Within DBM Vircon our predominant software is Tekla Structures, the development time put into this software and the systems created around it by our technology team gives our group a very stable and efficient platform to deliver our largescale projects.
We are also developing Advance Steel further within the Perth office for industrial work.
Do you think construction modellers & detailers are given the recognition they deserve for all the “non-detailing” work they do?
Resolving errors, omissions and conflicting information within the design documentation has been something detailers have always done. However it’s something that’s not always tangible or recognised by the client. If a brick layer only received 80% of his bricks, he could likely still build 80% of your house walls. Unfortunately if we receive 80% of the design intent, it can substantially hold up a much greater percentage of the project.
I once started a project with a 60% design set of documents, with client expectations we could still hit the first sequence IFA six weeks out from starting.
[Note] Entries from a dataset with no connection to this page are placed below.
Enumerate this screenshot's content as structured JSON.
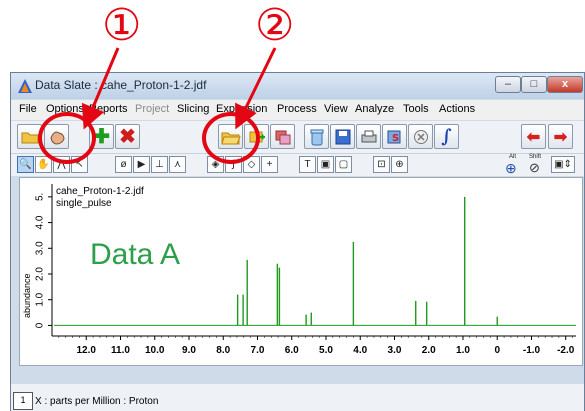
{
  "callouts": [
    {
      "num": "①"
    },
    {
      "num": "②"
    }
  ],
  "window": {
    "title": "Data Slate : cahe_Proton-1-2.jdf",
    "close_glyph": "x",
    "min_glyph": "–",
    "max_glyph": "□"
  },
  "menu": [
    "File",
    "Options",
    "Reports",
    "Project",
    "Slicing",
    "Expansion",
    "Process",
    "View",
    "Analyze",
    "Tools",
    "Actions"
  ],
  "toolbar2": {
    "alt_label": "Alt",
    "shift_label": "Shift"
  },
  "plot": {
    "filename": "cahe_Proton-1-2.jdf",
    "pulse": "single_pulse",
    "overlay_label": "Data A",
    "overlay_color": "#2ca048",
    "trace_color": "#1f9a1f"
  },
  "chart_data": {
    "type": "line",
    "title": "",
    "xlabel": "X : parts per Million : Proton",
    "ylabel": "abundance",
    "xlim": [
      13.0,
      -2.3
    ],
    "ylim": [
      -0.1,
      5.5
    ],
    "x_ticks": [
      "12.0",
      "11.0",
      "10.0",
      "9.0",
      "8.0",
      "7.0",
      "6.0",
      "5.0",
      "4.0",
      "3.0",
      "2.0",
      "1.0",
      "0",
      "-1.0",
      "-2.0"
    ],
    "y_ticks": [
      "0",
      "1.0",
      "2.0",
      "3.0",
      "4.0",
      "5."
    ],
    "peaks": [
      {
        "x": 7.58,
        "y": 1.2
      },
      {
        "x": 7.42,
        "y": 1.2
      },
      {
        "x": 7.3,
        "y": 2.55
      },
      {
        "x": 6.42,
        "y": 2.4
      },
      {
        "x": 6.36,
        "y": 2.25
      },
      {
        "x": 5.58,
        "y": 0.42
      },
      {
        "x": 5.43,
        "y": 0.5
      },
      {
        "x": 4.2,
        "y": 3.25
      },
      {
        "x": 2.38,
        "y": 0.95
      },
      {
        "x": 2.06,
        "y": 0.92
      },
      {
        "x": 0.95,
        "y": 5.0
      },
      {
        "x": 0.0,
        "y": 0.34
      }
    ]
  },
  "statusbar": {
    "badge": "1",
    "text": "X : parts per Million : Proton"
  }
}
That was an extremely stressful project with much time being spent raising hundreds of RFI’s for design information and a constant justification on why our IFA’s were late or incomplete. Like my analogy above, it is like blaming the bricklayer because the brick factory cannot make and deliver the bricks fast enough. Having a client who understands where the bottlenecks are occurring and applying support in the correct place is critical to all stakeholders.
While there is an onus on the detailer to interpret the design and move it to a detailed product, the basics of the engineering deliverables need to be provided, I would say it is one of the biggest elements of successful project delivery in having the stakeholders on-board with this. Unfortunately even if it is understood it is often ignored when the pressures of cost and schedule come into play. Late or incomplete information is one thing but the disruption and additional cost when revisions come in is another that clients do not always understand. The further into the process you are, the more backtracking and reprocessing that needs to be done. The knock on effect to other work fronts is also impacted and if a project is not communicated in a timely manner as to those impacts, you will be chasing your tail for the remainder.
The amount of work required to produce a clash free model when interfacing structural, civil, mechanical, piping, electrical and vendor, as well as the solutions to those problems, are generally resolved at the coal face by the construction modeller. Unfortunately much of what we do to help move the project forward goes unseen. You are never judged on what you have got right, or on issues that never saw the light of day because they were already taken care of.
How do you see the future for our industry and Is there any advice you would give to somebody who wanted to become a construction modeller?
The future is exciting, and being a construction modeller can be a rewarding career if you chose it to be. I think automation and technology will change how work is done from bringing the detailing model further into the engineering and fabrication realms.
The next generation of construction modellers will need to be prepared for a rapidly changing industry and a path of continual learning. The industry will always need new blood and the role of the construction modeller I believe will always be needed because everything we design has the human element and creating is in our nature. Thomas Carlyle said: ‘Every man is my superior in that I may learn from him’. If you look at everything through that lens and be prepared to be coachable, I believe the industry will serve you well, and you it.
Driving an old work ute in forty-degree heat, dodging emus up to Agnew Gold mine 400km north of Kalgoorlie, I pretty much thought at the time that maybe that would be the furthest I would travel for a project. I wouldn’t have imagined 20 years later flying out of my home base in Manila, Philippines into L.A. California to kick off a 10,000-tonne seismic designed structure for the LAX midfield concourse expansion that would be modelled, detailed and controlled in 4 separate geographic offices. What a wonderful experience!